by Nancy Turnage, VRPS Central Office
The sing-song chime that the door alarm makes when it opens is what caused me to glance up. At first I didn't see anything, then the hesitant little gray head poked through. I rose from my seat and walked over, and although I didn't know it at the time, my day was about to get better and my perspective realigned.
They had driven from Charles City in the hopes of clarification. She had registered for Mixed Doubles Bowling, but she wasn't sure we received it. Her name, she told me in her slight brogue, was Annie, but everyone calls her Nan. She was worried that the nickname had somehow interfered with her registration. She began to explain, but he eased into the conversation, adding details and tidbits until I was able to piece things together, and a few clicks on the keyboard confirmed her registration and eased her mind.

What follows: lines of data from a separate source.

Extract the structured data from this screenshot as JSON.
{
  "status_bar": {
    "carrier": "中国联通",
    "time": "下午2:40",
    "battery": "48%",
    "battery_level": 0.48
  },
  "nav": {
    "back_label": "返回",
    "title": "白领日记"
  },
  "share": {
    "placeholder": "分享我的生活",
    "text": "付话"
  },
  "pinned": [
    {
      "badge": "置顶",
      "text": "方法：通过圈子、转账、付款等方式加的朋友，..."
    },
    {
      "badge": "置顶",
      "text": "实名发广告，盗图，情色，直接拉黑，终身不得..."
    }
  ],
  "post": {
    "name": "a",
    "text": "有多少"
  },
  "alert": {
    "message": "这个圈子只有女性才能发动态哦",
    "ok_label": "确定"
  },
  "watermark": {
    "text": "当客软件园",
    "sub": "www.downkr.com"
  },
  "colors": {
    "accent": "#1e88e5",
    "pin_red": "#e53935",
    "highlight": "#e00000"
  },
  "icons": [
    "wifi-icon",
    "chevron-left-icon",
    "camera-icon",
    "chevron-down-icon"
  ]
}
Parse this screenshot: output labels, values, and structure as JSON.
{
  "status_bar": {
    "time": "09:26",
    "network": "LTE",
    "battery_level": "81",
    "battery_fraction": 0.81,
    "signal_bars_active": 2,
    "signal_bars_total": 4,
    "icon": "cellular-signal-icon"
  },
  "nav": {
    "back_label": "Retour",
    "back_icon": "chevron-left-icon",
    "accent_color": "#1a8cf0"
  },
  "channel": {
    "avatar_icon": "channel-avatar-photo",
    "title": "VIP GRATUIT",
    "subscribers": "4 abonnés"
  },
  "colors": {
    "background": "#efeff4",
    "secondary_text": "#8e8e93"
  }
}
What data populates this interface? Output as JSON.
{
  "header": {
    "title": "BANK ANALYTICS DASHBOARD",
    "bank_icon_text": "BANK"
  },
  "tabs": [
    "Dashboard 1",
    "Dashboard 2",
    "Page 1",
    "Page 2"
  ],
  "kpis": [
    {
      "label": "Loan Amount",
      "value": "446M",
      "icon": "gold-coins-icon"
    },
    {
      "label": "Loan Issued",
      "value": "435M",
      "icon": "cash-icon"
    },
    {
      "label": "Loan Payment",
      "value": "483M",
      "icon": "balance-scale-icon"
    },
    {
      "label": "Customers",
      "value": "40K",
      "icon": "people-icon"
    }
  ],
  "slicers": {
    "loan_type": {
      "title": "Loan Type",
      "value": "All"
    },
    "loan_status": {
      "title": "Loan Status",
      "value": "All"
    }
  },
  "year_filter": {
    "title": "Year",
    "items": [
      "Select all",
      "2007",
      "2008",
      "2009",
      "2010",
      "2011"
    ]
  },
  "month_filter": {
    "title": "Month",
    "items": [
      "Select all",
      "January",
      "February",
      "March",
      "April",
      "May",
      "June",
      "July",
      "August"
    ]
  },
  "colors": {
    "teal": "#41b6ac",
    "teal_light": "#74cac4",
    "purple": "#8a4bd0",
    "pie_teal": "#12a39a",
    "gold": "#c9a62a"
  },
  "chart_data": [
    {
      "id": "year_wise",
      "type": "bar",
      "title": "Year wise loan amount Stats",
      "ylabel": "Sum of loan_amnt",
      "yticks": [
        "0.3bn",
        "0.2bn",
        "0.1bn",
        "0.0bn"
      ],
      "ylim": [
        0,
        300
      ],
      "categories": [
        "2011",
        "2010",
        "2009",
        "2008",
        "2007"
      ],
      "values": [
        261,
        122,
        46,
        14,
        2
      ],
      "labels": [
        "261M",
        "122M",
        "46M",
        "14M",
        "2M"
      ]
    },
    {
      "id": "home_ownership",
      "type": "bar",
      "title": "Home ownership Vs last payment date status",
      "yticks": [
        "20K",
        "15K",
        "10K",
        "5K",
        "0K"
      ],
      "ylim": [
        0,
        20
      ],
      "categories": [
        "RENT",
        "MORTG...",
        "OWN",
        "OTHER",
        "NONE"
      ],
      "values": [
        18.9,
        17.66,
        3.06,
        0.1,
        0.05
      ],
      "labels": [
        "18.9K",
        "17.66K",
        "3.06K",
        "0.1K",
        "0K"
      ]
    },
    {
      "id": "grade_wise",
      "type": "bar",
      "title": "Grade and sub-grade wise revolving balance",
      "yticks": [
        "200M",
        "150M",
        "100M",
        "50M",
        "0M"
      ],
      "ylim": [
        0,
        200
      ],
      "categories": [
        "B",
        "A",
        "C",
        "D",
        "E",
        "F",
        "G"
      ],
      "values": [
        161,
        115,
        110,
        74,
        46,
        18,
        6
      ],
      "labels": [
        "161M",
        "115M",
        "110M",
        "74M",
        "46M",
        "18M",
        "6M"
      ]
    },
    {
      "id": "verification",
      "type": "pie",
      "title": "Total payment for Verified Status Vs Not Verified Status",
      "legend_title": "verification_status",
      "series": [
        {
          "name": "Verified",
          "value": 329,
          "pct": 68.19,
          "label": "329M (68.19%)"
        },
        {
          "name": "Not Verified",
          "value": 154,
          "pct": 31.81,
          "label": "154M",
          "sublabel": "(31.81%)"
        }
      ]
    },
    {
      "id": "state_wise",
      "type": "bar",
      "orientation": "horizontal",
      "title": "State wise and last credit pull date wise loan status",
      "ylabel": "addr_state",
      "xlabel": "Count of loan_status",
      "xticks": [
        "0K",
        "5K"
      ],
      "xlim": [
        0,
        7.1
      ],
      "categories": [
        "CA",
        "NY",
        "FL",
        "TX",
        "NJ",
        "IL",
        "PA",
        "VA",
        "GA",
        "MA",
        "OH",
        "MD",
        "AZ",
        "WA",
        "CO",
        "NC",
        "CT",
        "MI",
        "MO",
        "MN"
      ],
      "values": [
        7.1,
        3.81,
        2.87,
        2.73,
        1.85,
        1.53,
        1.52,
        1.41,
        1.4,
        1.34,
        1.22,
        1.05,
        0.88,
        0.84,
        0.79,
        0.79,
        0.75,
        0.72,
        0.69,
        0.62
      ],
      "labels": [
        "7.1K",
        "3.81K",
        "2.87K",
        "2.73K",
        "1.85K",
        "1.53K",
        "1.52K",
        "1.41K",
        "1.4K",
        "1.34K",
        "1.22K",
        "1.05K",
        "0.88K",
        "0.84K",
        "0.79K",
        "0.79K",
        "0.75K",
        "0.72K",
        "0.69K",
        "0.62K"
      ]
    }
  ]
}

They had a plan - to arrive a day early in order to pick up her packet, to stay in a nice hotel for the night, and to take their time arriving to the alley on competition day, because, although they are early birds, "these old bones don't get going so early anymore!" Oddly enough, he wasn't her bowling partner - "Bill" was. But his prevalent good nature led him to jokingly offer to "step outside" if we wanted to "girl talk" about it - how "Bill" fit into the picture! No, he wasn't her bowling partner, but it was more than apparent that he was her partner in life, and he relished in caring for her.
He spoke directions and interstates and timing (yes, he said, he still drives I-64. In fact, they were planning to drive to Texas this summer.) I looked closer, and I mentally pulled back the layers and saw the etched face of the cowboy inside - the chiseled chin, the gangly limbs of great strength, the beautiful blue eyes - and he was there. Back in my own life, Friday wasn't going so smoothly.
Virginia Senior Games is a big event in their lives. They are planning their week around them. They are carefully crossing the T's and dotting the I's so that they have everything in place far ahead of time. He proudly told me that she has two (TWO) gold medals and is going for number three this year.
It's easy to get lost in ourselves. There I was letting the irritation of life-glitches steer my mood. Then the door opened. I'm so grateful they found me, and I thank them for the sweet reminder of what we're doing all of "this" for. As they drove away in their little sedan, the customized license plate sporting a square-dancing command - another snapshot into how they spend their time - I silently thanked them, "Mr. and Mrs. Nan". And I thank you, Virginia Senior Games volunteers. It's not just a catchy phrase on a logo - they really are "forever young".